I just read an interesting article about how beverage manufacturers advertise sweet drinks directly to children. This advertising, along with lower prices, steers consumers to those products. This is aided by deceptive labeling on bottles that confuse parents.
When children consume sweet drinks, they become unhealthier. There is no question about the link between poor diet and health. There is also no question that advertising works. Advertising designed to make a product appealing to a child does so. Labeling designed to fool people does so.
The question the article poses is if government has any role in all of this. I’ve certainly written about the role of government in sweet drinks in the past. Taxes were my topic of discussion at that time but today I want to talk more about regulation.
Regulating Sweet Drinks
As a Libertarian I’m not as opposed to regulation as you might think. I think false and misleading advertising definitely fall under the purview of criminality and the government. The problem is that we have laws to prevent false labeling and false advertising and, as usual, manufacturers find ways to bypass those laws.
It’s incredibly difficult to create an effective law to modify human behavior. We often see a law designed with the best intentions ending up being more harmful than that which it purports to stop. We need go no further than the War on Drugs to see this.

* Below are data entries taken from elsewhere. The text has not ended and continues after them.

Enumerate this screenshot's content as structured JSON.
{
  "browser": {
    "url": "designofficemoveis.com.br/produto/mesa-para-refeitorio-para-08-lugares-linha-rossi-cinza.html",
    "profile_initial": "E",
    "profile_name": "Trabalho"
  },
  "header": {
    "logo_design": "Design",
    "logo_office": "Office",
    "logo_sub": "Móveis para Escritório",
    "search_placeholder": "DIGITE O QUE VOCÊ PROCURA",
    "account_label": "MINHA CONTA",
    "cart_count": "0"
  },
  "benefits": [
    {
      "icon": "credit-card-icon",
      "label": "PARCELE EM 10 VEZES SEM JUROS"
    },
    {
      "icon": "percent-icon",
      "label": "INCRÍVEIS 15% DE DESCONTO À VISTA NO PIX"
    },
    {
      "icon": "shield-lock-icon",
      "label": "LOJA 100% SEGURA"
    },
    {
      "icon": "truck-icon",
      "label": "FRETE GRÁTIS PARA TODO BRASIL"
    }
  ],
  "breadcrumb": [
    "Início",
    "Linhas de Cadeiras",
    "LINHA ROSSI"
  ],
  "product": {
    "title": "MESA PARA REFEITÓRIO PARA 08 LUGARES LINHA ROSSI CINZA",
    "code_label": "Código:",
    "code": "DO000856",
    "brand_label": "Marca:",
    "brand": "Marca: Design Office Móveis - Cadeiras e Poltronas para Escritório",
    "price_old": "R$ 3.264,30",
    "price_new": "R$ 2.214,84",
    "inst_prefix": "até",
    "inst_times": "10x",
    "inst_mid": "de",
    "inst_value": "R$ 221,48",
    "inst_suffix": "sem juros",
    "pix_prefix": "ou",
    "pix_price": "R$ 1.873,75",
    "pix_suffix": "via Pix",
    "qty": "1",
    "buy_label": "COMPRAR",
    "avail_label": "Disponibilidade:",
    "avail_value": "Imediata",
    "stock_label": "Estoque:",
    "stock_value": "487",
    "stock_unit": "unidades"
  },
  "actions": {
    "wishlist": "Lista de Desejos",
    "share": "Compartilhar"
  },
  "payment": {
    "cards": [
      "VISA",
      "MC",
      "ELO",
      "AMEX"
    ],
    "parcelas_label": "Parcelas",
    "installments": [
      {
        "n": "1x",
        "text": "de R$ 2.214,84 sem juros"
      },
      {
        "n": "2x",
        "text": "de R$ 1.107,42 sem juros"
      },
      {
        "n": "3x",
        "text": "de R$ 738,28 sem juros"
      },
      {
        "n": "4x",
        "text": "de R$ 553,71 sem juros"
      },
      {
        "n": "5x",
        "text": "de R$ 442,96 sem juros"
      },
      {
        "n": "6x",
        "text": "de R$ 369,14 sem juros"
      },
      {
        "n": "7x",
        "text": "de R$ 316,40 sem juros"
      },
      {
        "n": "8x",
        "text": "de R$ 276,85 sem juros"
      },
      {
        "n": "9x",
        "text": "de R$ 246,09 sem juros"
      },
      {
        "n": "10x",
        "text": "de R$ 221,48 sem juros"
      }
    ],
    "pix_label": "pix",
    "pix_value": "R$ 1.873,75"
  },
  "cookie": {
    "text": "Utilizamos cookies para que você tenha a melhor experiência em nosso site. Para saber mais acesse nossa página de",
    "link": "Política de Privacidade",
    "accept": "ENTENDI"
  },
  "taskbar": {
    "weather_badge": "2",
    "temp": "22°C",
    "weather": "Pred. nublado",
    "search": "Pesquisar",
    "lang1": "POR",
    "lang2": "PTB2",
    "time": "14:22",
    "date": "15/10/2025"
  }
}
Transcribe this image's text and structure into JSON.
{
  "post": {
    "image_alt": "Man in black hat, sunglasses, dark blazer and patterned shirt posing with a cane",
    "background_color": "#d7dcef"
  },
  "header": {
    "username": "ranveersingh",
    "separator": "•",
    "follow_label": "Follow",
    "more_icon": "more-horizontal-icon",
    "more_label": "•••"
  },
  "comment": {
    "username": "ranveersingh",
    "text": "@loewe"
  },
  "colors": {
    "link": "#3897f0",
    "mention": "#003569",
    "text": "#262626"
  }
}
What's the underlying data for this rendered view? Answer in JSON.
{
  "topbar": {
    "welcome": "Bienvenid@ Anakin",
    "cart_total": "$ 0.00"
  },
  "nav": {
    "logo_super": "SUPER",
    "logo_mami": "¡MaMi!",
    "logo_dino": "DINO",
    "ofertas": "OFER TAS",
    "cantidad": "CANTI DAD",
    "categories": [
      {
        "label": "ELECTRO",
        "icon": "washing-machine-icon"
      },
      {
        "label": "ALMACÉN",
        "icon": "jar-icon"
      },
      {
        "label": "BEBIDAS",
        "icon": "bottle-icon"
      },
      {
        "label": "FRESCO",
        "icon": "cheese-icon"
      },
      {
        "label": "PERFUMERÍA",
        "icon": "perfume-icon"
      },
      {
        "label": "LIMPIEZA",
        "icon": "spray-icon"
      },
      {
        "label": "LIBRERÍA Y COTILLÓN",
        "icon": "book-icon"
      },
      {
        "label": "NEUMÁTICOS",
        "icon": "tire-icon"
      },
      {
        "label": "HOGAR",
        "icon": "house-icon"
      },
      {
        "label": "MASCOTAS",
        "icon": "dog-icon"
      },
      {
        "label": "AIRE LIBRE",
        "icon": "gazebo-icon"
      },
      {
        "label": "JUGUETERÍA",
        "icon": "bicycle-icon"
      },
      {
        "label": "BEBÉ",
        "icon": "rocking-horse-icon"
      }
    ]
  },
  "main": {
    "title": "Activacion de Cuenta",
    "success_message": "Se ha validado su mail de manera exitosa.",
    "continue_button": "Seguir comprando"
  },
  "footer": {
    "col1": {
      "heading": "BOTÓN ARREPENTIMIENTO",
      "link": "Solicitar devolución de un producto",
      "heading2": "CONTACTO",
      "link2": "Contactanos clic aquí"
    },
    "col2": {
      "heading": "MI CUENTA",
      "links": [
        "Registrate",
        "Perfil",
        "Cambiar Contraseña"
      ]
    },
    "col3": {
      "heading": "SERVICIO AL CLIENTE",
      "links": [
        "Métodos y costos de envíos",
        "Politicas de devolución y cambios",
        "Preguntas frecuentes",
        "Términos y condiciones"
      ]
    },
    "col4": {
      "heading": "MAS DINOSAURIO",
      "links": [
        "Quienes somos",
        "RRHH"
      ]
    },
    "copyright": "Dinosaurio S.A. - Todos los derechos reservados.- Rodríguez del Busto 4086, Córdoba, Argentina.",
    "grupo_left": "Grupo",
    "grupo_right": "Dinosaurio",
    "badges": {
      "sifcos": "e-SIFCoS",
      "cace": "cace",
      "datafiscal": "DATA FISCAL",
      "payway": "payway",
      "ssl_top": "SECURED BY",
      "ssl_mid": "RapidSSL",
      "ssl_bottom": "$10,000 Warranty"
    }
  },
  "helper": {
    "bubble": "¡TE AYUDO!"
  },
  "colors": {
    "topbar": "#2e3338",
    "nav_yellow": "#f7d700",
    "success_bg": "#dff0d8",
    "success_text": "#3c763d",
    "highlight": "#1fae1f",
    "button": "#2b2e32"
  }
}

Deceptive Advertising and Labeling
If we examine the picture included in this blog you see Glaceau vitamin water with a label clearly reading Naturally Sweetened. We also see a wonderful reference to electrolytes which any fan of Idiocracy will appreciate. A perusal of the nutritional content on the back reveals a large amount of sugar in the drinks.
What is naturally anyway? If companies are not allowed to use the world naturally or electrolytes, they will find other deceptive words, it’s an endless cat and mouse game. That’s the problem with trying to regulate human behavior, be it through the War on Drugs or buzzwords like Organic and Naturally.
Companies will find ways around your rules.
What we want is people to have healthier diets. If people have healthier diets, it is good for our society. Our healthcare system is largely broken. In part because of the enormous number of unhealthy people in this country. People, particularly poor people in rural areas, need the services of Doctors without Borders as if we were a Third World Country. I hesitate to use the words “as if” but I don’t want to get into that debate today.
The manufacturer loves obfuscating the product and does so with misleading labels and advertising that comes right to the edge of legality. No matter how much we try to regulate this, companies will find a way.
I’m convinced the most helpful remedies to the problem lie with us, with the store owner. Don’t stock sweet drinks on the same shelf as unsweetened drinks is one that comes to my mind. One shelf is marked Sweetened and the other marked Unsweetened. If the store owner refuses, if the manufacturer pays extra to be on a certain shelf, there’s not much to be done, unfortunately.
I don’t think there are magical solutions to these problems but I also think individuals can focus on both informing the consumer and making the world a better place. Go to your local grocer and ask if they’ll separate the sweet drinks onto their own shelf, the worst that can happen is you’re told no.